An unusual geologic formation on the south-western end of the island called The Baths is a must see. At the Baths, the beach shows evidence of the islands’ volcanic origins, as huge granite boulders lie in piles on the beach forming scenic grottos that are open to the sea. There are hiking trails throughout the formations that are great fun to venture to.
Spring Bay National Park
Spring Bay National Park, about ½ mile north of the Baths, has the same captivating landscape and beautiful beach as the Baths, but often with far fewer people. A moderately sized crescent bay is fringed by shade trees and equipped with a few picnic tables. A swimming area is framed by large boulders while smaller pools are ideal for explorers. Hunt for the “crawl” a magical, calm pool of water entirely surrounded by boulders.
Savannah Bay is a white sand beach about a mile north of Spanish Town, near Mahoe Bay. The sand is narrow but long with plenty of sea grape bushes for shade and the same exquisite white sand as other Virgin Gorda beaches. A handful of thatched roof beach shelters add to the appeal and practicality of spending the day here.
Savannah Bay is notably shallow a good distance out and is protected from swells, making it a good beach for children or unsure swimmers and good anchorage for yachts. It is also usually nearly empty, and a healthy offshore reef entertains snorkelers. The bay is a good place for running or walking in the early morning or late afternoon.
Gorda Peak National Park
Although Gorda Peak National Park is relatively small, just 265 acres, the percentage of rare and endangered species is remarkably high. Gorda Peak’s richness led it to be chosen as a U.K. Darwin Initiative site for preservation of biodiversity.
Two trails cut through the Gorda National Park to a lookout tower near the peak. The main trail provides the most direct route (about 0.75 mile) to the summit. The other trail is less steep and meanders pleasantly through the forest before climbing to the summit. The lookout tower climbs above the tree tops and provides a stunning view of North Sound below. On a clear day, you can see Anegada.

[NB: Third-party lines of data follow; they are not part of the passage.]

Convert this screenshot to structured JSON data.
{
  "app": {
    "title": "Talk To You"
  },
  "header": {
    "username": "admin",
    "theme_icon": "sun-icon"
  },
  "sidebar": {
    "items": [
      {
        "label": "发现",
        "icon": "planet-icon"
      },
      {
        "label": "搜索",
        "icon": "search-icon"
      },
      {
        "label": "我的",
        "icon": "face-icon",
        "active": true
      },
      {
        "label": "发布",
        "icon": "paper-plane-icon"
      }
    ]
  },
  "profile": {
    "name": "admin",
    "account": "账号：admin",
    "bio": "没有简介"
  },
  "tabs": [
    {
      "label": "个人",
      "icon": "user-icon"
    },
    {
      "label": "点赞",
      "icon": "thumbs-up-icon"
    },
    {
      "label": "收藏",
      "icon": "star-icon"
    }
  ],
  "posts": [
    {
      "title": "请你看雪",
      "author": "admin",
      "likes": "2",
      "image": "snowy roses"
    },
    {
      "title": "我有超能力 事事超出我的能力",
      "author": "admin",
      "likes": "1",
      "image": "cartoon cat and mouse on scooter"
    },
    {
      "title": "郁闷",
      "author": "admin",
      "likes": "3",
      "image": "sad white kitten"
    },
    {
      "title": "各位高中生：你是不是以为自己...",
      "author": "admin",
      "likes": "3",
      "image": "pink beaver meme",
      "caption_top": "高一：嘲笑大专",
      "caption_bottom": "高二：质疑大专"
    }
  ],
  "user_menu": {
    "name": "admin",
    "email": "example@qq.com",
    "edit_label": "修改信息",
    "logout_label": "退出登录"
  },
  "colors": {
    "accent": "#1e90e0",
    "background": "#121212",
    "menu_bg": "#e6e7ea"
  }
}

The Copper Mine
These interesting ruins contain an abandoned 19th century copper mine. Copper was first discovered on Virgin Gorda. Local legends suggest the shafts were originally dug by Spanish adventurers to mine silver in the late 15th century.
After the islands came under British control, the copper mine was constructed in 1837 and its first shaft was sunk in 1838. In two separate periods over the next 24 years, 36 Cornish miners extracted ore from this site with the aid of some 140 British Virgin Island workmen. The extracted ore was sent first by road to Spanish Town and then by ship to Wales, and on return trips the ships would carry provisions, wood for construction wages for the workers and coal with which to power their steam engine.

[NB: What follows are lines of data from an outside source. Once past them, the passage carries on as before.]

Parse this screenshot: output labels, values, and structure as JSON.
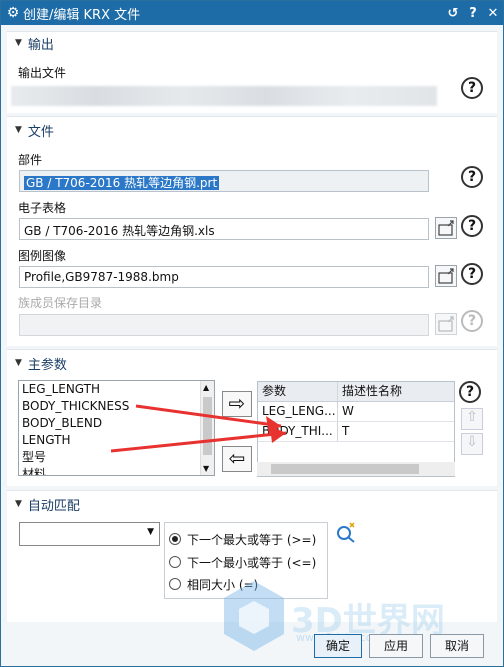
{
  "window": {
    "title": "创建/编辑 KRX 文件",
    "buttons": [
      "↺",
      "?",
      "✕"
    ]
  },
  "output_section": {
    "title": "输出",
    "field_label": "输出文件",
    "field_value": ""
  },
  "file_section": {
    "title": "文件",
    "part_label": "部件",
    "part_value": "GB / T706-2016 热轧等边角钢.prt",
    "spreadsheet_label": "电子表格",
    "spreadsheet_value": "GB / T706-2016 热轧等边角钢.xls",
    "image_label": "图例图像",
    "image_value": "Profile,GB9787-1988.bmp",
    "family_dir_label": "族成员保存目录",
    "family_dir_value": ""
  },
  "main_params": {
    "title": "主参数",
    "list_items": [
      "LEG_LENGTH",
      "BODY_THICKNESS",
      "BODY_BLEND",
      "LENGTH",
      "型号",
      "材料"
    ],
    "table_headers": [
      "参数",
      "描述性名称"
    ],
    "table_rows": [
      {
        "param": "LEG_LENG...",
        "name": "W"
      },
      {
        "param": "BODY_THI...",
        "name": "T"
      }
    ]
  },
  "auto_match": {
    "title": "自动匹配",
    "dropdown_value": "",
    "options": [
      "下一个最大或等于 (>=)",
      "下一个最小或等于 (<=)",
      "相同大小 (=)"
    ],
    "selected_index": 0
  },
  "footer": {
    "ok": "确定",
    "apply": "应用",
    "cancel": "取消"
  },
  "watermark": {
    "text": "3D世界网",
    "small": "www.3dsjw.com"
  },
  "colors": {
    "titlebar": "#1d6ca7",
    "section_title": "#1c3f66",
    "selection": "#2b78c9",
    "annotation_arrow": "#e8322f"
  }
}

The mine was abandoned in 1862.
North Sound is the general term used to describe all the land and sea-based locations near Virgin Gorda’s northern tip. Leverick Bay houses two restaurants, a handful of shops, and a hotel. This is a great place to rent water sports gear.

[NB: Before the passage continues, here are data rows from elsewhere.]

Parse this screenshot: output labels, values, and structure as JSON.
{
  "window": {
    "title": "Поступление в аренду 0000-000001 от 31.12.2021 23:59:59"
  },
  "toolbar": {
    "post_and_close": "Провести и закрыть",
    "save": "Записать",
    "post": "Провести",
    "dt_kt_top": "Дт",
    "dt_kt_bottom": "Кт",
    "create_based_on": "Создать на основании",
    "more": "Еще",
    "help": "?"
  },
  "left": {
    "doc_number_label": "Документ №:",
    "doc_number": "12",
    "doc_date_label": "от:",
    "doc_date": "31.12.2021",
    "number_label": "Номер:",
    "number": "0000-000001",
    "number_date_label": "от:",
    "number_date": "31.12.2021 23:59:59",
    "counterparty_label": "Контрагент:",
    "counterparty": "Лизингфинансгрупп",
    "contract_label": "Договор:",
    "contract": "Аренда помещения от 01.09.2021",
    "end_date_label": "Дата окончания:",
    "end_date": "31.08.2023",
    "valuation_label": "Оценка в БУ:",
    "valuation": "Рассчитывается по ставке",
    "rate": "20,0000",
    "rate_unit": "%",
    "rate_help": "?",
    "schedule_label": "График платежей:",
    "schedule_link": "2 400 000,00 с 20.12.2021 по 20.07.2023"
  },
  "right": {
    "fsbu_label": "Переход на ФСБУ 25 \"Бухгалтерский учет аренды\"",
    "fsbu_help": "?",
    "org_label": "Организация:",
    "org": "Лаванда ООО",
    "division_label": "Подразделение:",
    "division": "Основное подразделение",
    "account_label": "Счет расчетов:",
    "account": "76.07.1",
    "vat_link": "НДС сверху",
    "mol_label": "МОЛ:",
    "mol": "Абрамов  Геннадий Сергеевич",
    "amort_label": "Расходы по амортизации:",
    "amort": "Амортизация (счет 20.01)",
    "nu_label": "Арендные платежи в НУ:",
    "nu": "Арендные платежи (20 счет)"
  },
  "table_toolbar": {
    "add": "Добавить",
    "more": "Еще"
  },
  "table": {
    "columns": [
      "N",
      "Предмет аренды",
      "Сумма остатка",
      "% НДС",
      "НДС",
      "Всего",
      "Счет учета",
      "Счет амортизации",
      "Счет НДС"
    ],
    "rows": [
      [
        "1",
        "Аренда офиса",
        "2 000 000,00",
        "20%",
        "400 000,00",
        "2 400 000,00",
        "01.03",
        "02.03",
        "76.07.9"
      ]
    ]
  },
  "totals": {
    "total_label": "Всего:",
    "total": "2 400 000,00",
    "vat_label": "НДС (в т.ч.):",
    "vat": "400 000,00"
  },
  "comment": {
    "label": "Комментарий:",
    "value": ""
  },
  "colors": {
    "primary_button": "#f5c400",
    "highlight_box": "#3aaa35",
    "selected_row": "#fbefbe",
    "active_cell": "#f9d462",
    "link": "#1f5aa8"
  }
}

Gun Creek faces the ferry dock that links Virgin Gorda with the islands and bays that circle North Sound. Here you will find a small grocery and a few more bars. There are no roads past Gun Creek, so you must explore North Sound by boat. Biras Creek, Bitter End and several restaurants on other North Sound Islands provide free ferry service for guests wanting to explore. You can also rent a small boat and putter around North Sound on your own.